More than 357,000 U.S. employees were anonymously surveyed about 60 elements related to how their company creates a Great Place to Work For All™, including experiences of innovation, leadership effectiveness, and the company’s values. Rankings for this list are based on employees’ feedback and reward companies who best include all employees, no matter who they are or what they do for the organization.

The Best Workplaces in Consulting & Professional Services stand out for their unique, innovative cultures, which helps them attract and retain employees. At Kimley-Horn, our core purpose is to provide an environment for all employees to flourish in every aspect of their career.

“COVID-19 creates very unpredictable and rapidly changing markets for Consulting & Professional Services companies. Companies on this list stand out for the high level of trust they have built with their entire workforce. High-trust, For All cultures enable these organizations today to quickly adjust to remote work arrangements and to successfully navigate through uncertain times.”

— Michael Bush, CEO of Great Place to Work

To learn more about Great Place to Work and their data-driven methodology, visit Greatplacetowork.com.

Read the article here.

The Business of Parking: Learning to C.O.P.E. with Culture

Why do so many organizations and leaders get culture so horribly wrong?

By Julius E. Rhodes, SPHR

IN BUSINESS TODAY AND IN SOCIETY IN GENERAL, we are bombarded with the notion of culture. In our organizations it is widely believed that if you don’t get culture right, nothing else matters. We also hear that culture eats strategy for lunch.

Being from Illinois, I vividly remember what Univer­sity of Illinois basketball coach Bruce Weber said after he was fired. He concluded that he focused too much on wins and losses and not enough on culture.
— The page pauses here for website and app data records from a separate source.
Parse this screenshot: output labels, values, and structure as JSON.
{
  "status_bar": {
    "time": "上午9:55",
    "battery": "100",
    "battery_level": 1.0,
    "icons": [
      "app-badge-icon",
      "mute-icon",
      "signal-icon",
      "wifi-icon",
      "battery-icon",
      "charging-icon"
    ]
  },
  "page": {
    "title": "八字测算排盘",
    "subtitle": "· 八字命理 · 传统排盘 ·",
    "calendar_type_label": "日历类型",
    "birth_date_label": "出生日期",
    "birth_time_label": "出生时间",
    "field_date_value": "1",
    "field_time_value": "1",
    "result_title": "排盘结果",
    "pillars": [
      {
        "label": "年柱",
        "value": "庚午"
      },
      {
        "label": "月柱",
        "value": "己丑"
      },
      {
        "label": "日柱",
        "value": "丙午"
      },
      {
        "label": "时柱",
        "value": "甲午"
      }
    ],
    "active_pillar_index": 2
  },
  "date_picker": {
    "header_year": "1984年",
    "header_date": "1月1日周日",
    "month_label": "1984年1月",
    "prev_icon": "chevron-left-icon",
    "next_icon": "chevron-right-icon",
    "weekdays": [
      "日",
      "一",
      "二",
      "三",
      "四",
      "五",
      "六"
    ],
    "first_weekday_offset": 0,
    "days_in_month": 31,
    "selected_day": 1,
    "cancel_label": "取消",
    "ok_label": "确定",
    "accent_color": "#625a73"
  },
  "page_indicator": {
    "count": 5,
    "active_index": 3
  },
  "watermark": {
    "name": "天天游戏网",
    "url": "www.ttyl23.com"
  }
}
Now head men’s basketball coach at Kansas State Univer­sity, he has built a program in which culture is the hallmark of his efforts, and the re­sults are paying off in a grand manner.

With all of this em­phasis on culture, I only have one question: Why do so many organizations and leaders get culture so horribly wrong? Here’s my take:
Confusing Climate and Culture

First, I contend that many organizations confuse cli­mate with culture. Think of an iceberg. There is much more to the iceberg beneath the surface of the water than there is above the water. Climate is what’s above the water level and is easily seen. However, we all know the saying “all that glitters isn’t gold.”

As it relates to culture, the vast majority of the work that needs to be done is beneath the surface. Foolishly, many people and organizations believe that if an issue isn’t being discussed, it doesn’t exist. Noth­ing could be further from the truth.

I strongly believe that if issues are not being dis­cussed or have been driven underground, that sup­pression will eventually lead to an explosion. If we did the hard work of bringing those issues to the surface, the situation could be handled in a much more effec­tive manner.

This is where learning to C.O.P.E. with culture comes into play. When this acronym is properly implement­ed, it can support a well-functioning, welcoming, and inclusive culture where our organizational stakeholders feel valued and supported for their efforts.

C: We must strive to improve com­munication and civility among all stakeholders. When we do this, it provides the springboard for in­creased contributions on the part of all stakeholders.

O: We need to be open to opportunities that will allow ourselves and others to get better. This will take commitment and cour­age; culture isn’t a popularity contest, but its establishment is critical to our success.

P: This represents the need for stakeholders to un­derstand the process and to actively practice and participate in sharing as a tool to increase organiza­tion dynamics.

E: This means we have to effectively engage every­one and execute with excellence. No single part of the organization is more important than the other, and we have to meet people where they are and bring them along to where we need them to be.

Culture is critical to our continued development and creates conditions for personal and professional growth.

Read the article here.

JULIUS E. RHODES, SPHR, is founder and principal of the mpr group and author of BRAND: YOU Personal Branding for Success in Life and Business. He can be reached at jrhodes@mprgroup.info or 773.548.8037.